Last October, when the SEMC team was here, we built houses despite the fact that the area was trapped under a tropical storm that brought 4 feet of rain over 11 days. I remember standing on the cobble-stoned roadway, at the top of one of many mountainside rises. I remember watching the water stream between our legs, under our vehicles and down the hill. I remember saying, "I wonder where all this water ends up, it's got to stop somewhere."
Today, we found one of the places that the rain accumulates. In rainy season it can be manageable, but in a relentless torrent of rain, like the one last October (by the way it hasn't rained since) there is no escape. The river that flows through this small community of 727 people, fills up to overflowing, washing away fields, homes, livestock and crops. But that's just the water from below. From above, higher in the mountain range the Hydro company releases water from it's dam during storms in order to control it's production. Sometimes they warn the village sometimes they forget. The flooding from below and from above create further instability in an already fragile community. (The picture on the left, shows the inside of the home on the adjacent property, the bright dots are holes in the wall; the family sleeps on empty rice bags which are laid on a frame of old wood and rope.)

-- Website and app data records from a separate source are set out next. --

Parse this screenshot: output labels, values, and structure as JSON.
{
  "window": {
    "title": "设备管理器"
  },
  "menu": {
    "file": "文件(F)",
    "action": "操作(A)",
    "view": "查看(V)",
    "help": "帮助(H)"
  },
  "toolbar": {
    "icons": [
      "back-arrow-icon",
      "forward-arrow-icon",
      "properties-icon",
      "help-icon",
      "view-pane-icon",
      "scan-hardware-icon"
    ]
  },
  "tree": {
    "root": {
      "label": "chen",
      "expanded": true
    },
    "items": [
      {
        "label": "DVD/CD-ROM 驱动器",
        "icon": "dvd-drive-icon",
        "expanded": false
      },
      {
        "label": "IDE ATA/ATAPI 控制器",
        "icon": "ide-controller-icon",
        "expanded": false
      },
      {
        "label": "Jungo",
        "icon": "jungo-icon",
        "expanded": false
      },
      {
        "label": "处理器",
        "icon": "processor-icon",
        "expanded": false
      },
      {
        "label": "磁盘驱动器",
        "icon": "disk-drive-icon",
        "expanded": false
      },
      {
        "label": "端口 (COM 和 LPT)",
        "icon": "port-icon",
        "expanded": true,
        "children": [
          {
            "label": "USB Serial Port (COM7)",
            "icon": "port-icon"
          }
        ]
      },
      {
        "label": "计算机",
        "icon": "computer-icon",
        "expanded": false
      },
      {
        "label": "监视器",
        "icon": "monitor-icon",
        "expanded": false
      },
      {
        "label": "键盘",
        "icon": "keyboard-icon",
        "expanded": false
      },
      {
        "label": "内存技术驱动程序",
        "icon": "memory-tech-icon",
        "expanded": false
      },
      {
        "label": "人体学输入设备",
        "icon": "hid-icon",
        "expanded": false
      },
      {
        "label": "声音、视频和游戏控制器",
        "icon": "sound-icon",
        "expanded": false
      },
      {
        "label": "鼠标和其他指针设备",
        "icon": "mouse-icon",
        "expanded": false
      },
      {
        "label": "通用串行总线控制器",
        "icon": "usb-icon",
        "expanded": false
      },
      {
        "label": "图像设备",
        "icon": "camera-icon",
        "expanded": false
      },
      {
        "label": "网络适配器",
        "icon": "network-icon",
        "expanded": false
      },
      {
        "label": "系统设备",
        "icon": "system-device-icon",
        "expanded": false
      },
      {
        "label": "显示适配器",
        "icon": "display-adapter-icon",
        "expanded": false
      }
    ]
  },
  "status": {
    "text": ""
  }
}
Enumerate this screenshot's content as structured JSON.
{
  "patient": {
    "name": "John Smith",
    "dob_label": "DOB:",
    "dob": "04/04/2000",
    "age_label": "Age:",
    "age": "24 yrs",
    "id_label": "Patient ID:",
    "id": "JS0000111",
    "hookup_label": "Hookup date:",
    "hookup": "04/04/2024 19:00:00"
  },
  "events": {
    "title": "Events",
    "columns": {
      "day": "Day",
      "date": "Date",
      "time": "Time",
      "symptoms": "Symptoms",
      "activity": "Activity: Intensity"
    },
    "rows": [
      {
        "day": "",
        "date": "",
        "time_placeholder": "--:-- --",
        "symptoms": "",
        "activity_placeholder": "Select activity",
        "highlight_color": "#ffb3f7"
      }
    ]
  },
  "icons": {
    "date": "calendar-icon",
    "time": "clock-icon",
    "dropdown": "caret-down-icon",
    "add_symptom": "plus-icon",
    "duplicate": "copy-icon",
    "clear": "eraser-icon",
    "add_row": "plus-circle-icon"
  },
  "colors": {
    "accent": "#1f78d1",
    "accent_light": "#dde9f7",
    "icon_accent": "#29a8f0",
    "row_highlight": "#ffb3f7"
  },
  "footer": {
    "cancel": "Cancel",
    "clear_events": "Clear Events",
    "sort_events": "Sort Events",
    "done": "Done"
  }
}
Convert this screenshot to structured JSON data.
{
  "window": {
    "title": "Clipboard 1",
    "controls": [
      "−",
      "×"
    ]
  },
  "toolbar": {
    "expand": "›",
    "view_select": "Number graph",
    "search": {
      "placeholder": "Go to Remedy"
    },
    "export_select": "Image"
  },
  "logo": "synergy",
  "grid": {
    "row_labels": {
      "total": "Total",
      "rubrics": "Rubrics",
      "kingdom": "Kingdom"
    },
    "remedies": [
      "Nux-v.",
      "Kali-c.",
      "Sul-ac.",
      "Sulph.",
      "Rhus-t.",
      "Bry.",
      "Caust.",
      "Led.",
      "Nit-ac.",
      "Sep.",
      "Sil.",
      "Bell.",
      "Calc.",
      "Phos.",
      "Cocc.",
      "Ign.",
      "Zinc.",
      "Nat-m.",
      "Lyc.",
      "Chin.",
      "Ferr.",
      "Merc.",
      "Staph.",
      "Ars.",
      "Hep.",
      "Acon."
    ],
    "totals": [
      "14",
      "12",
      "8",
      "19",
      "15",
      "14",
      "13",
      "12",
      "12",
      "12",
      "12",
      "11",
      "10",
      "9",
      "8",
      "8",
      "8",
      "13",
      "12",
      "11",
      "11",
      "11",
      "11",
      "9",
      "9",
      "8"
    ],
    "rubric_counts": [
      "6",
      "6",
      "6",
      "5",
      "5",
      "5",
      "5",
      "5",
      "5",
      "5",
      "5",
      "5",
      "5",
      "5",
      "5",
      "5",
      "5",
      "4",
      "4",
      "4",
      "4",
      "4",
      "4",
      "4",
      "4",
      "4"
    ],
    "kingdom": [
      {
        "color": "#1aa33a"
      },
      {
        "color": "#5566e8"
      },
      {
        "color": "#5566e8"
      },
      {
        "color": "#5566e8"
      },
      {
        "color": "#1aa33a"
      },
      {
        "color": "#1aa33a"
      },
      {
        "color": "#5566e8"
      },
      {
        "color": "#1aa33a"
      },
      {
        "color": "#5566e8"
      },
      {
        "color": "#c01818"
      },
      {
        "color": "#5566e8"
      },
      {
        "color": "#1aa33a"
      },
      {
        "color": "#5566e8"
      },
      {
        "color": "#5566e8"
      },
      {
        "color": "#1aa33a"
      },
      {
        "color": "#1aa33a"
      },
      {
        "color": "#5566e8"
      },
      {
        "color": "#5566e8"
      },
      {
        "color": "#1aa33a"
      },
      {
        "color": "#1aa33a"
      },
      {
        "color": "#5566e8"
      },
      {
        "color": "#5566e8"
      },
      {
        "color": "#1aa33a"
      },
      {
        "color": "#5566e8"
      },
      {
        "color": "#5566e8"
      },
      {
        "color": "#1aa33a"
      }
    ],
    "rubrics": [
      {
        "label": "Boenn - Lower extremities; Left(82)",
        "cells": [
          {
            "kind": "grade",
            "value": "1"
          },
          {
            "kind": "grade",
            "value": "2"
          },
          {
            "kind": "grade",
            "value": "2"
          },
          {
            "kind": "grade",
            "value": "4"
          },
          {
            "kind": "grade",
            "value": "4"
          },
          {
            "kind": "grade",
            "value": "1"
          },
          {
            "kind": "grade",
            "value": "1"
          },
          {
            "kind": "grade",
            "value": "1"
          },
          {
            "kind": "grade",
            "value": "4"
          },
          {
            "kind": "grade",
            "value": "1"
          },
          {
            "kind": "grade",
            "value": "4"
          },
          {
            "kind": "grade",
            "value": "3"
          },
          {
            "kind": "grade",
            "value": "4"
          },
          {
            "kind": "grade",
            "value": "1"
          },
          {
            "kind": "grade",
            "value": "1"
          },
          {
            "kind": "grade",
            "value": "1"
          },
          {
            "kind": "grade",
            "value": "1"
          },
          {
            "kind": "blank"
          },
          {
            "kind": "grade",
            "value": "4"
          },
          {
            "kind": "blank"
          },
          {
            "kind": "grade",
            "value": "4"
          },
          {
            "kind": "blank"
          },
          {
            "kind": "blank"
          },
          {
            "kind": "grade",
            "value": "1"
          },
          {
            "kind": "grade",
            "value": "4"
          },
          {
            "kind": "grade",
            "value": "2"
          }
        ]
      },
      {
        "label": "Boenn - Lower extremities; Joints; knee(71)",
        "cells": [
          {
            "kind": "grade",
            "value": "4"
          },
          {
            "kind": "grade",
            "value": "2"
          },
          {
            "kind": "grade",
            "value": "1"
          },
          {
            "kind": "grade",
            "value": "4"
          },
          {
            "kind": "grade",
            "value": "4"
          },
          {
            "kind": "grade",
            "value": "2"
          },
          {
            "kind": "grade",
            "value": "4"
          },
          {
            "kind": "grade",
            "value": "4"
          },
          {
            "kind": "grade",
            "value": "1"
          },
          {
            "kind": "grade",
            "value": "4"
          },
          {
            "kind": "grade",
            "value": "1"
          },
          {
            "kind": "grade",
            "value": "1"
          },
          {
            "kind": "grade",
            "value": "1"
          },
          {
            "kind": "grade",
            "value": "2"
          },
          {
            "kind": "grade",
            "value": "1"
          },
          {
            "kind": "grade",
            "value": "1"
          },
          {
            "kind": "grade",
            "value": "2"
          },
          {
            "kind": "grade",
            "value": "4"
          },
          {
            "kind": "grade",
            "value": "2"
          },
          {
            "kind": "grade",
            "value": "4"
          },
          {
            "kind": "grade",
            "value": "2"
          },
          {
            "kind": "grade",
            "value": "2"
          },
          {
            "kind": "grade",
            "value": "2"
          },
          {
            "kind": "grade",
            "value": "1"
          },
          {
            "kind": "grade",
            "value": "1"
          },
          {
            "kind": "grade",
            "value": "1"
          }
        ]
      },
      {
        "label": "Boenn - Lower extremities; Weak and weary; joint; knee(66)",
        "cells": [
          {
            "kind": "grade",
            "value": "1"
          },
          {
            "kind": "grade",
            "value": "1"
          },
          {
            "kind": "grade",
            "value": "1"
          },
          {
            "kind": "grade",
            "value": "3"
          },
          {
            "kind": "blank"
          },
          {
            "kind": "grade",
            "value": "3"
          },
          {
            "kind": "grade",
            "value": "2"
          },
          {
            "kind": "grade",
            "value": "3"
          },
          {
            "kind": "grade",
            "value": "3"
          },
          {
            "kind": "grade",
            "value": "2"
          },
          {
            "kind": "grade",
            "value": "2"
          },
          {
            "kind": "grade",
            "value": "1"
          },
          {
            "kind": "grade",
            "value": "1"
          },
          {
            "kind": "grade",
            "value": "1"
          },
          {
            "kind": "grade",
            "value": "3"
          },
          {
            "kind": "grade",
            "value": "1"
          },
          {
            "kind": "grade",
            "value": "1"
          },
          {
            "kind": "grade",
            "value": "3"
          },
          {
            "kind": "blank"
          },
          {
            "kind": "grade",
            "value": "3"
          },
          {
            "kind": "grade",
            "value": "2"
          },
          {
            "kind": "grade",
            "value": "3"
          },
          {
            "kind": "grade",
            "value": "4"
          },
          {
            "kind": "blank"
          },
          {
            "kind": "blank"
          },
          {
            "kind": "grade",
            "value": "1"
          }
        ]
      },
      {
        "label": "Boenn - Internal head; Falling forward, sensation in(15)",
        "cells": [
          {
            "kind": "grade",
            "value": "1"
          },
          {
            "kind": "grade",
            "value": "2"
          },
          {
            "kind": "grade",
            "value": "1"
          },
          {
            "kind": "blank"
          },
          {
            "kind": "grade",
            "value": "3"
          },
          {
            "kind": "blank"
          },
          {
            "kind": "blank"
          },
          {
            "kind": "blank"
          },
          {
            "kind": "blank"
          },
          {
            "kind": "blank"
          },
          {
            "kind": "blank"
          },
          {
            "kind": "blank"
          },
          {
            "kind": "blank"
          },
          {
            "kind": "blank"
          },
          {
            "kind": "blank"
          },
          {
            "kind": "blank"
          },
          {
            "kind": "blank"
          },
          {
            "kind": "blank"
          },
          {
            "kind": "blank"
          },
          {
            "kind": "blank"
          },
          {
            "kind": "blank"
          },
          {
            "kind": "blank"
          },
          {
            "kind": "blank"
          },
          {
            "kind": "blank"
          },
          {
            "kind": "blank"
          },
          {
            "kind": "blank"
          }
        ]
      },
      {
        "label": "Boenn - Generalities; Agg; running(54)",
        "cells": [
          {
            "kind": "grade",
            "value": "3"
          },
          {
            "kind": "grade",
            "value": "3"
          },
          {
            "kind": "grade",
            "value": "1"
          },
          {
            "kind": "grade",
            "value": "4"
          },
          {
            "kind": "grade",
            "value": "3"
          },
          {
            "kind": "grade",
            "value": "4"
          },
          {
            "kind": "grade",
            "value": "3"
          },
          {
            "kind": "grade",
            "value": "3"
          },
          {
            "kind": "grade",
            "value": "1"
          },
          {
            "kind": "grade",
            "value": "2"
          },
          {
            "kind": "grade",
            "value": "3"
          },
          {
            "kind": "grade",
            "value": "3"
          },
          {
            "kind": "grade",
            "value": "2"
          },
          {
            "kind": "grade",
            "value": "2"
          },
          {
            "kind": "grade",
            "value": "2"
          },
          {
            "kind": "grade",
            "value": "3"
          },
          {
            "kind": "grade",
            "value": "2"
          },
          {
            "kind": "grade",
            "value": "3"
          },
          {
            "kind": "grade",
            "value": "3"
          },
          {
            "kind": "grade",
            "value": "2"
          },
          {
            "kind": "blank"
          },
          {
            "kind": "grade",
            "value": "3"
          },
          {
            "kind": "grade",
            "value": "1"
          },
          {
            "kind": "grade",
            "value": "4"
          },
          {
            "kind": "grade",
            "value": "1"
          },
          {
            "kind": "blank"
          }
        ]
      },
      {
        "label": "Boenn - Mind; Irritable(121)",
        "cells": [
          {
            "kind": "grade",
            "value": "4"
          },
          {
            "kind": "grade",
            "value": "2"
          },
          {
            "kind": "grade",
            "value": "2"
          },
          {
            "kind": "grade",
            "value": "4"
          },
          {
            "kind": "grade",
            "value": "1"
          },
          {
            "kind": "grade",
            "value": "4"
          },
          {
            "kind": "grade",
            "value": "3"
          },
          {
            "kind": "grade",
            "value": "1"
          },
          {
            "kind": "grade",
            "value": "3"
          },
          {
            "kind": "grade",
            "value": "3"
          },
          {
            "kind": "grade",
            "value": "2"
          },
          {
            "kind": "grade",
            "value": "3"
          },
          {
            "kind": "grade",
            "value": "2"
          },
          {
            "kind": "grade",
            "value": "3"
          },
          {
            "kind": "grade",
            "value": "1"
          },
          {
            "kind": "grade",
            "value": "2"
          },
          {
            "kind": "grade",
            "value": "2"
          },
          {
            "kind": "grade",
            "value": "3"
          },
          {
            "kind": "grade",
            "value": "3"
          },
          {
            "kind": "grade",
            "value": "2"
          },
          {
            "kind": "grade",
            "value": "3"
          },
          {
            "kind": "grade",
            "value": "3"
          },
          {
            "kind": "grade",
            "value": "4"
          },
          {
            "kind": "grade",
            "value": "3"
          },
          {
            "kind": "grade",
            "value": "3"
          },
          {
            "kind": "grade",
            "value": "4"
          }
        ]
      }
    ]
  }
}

Therefore, to be able to build the first new, stable house in this community meant a time of rejoicing for many, a time of gratitude from a family, a time of blessing for our team, and a time of sober realization for me: awestruck by the thought that maybe God heard my question that day six months ago and today showed me that we could be part of the answer.